The calls of wintering ducks such as Wigeon and Teal add to the atmosphere, whilst other duck species such as Mallard, Gadwall, Tufted Duck, Shoveler, Pintail and Pochard add to the throng. Wintering Snipe can be spotted just metres away at the RSPB Greylake Hides or from viewing screens at RSPB Ham Wall. Large flocks of Lapwing gather too, often disturbed by passing predators such as Peregrine or Marsh Harriers before settling once more.

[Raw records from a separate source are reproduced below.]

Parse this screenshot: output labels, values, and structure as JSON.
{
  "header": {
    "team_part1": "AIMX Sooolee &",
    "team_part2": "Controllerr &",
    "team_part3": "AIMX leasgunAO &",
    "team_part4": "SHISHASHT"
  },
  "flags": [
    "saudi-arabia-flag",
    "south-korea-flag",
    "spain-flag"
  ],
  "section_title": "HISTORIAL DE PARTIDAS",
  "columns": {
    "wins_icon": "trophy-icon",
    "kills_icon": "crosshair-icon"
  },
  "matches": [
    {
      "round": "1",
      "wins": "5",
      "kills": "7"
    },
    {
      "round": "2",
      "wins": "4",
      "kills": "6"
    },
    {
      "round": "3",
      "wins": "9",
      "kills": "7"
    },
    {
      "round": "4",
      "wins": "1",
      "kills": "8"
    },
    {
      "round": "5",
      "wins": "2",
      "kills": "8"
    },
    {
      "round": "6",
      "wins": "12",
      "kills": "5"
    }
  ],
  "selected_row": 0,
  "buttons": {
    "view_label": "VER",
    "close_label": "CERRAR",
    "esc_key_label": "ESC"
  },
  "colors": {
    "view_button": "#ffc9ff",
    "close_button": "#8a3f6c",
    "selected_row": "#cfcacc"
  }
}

Many other waders can be spotted feeding in the safety of groups on managed islands at Ham Wall or the now much wetter fields of Greylake.Visiting winter Thrushes from Scandinavia (Fieldfare & Redwing) greedily gobble any berries from bushes and hedgerows, whilst in the reedbeds Reed Buntings and Bearded Tits feed furiously on reed seeds – they will have to work hard to gain enough energy to sustain them through the colder months.

In the treelines you can watch out for flocks of small birds such as Redpolls and Siskins, which are often seen in the Alder trees and mixed groups of tits and finches can be seen passing through in search of food. It’s always worth checking the whole flock to see whether something more unusual is hidden amongst them. Sit and wait in the hides a while. You may be lucky enough to spot a passing Bittern, the flash of blue of a Kingfisher or the very elegant Great White Egret fishing for its supper.

Keep your ears open too - Cettis Warblers with their punchy call or the squealing of the Water Rail can be heard all through winter along with the cheery song of the Robin – which is almost certain to keep its beady eye on you for any dropped crumbs!

Great British Life: European robin Erithacus rubecula, adult perched on branch Photo Ben Andrew European robin Erithacus rubecula, adult perched on branch Photo Ben Andrew The Big Garden Birdwatch

Across the Birdwatch weekend pick one hour to watch and record the birds that land (not those flying overhead) in either your garden, balcony, or local park and submit your results to the RSPB. Tell us the highest number of each bird species you spot at any one time – not the total you see in the hour. Text BIRD to 82727 or visit to receive your FREE Big Garden Birdwatch guide, including a bird ID chart, top tips for a successful birdwatch, RSPB shop voucher, and more.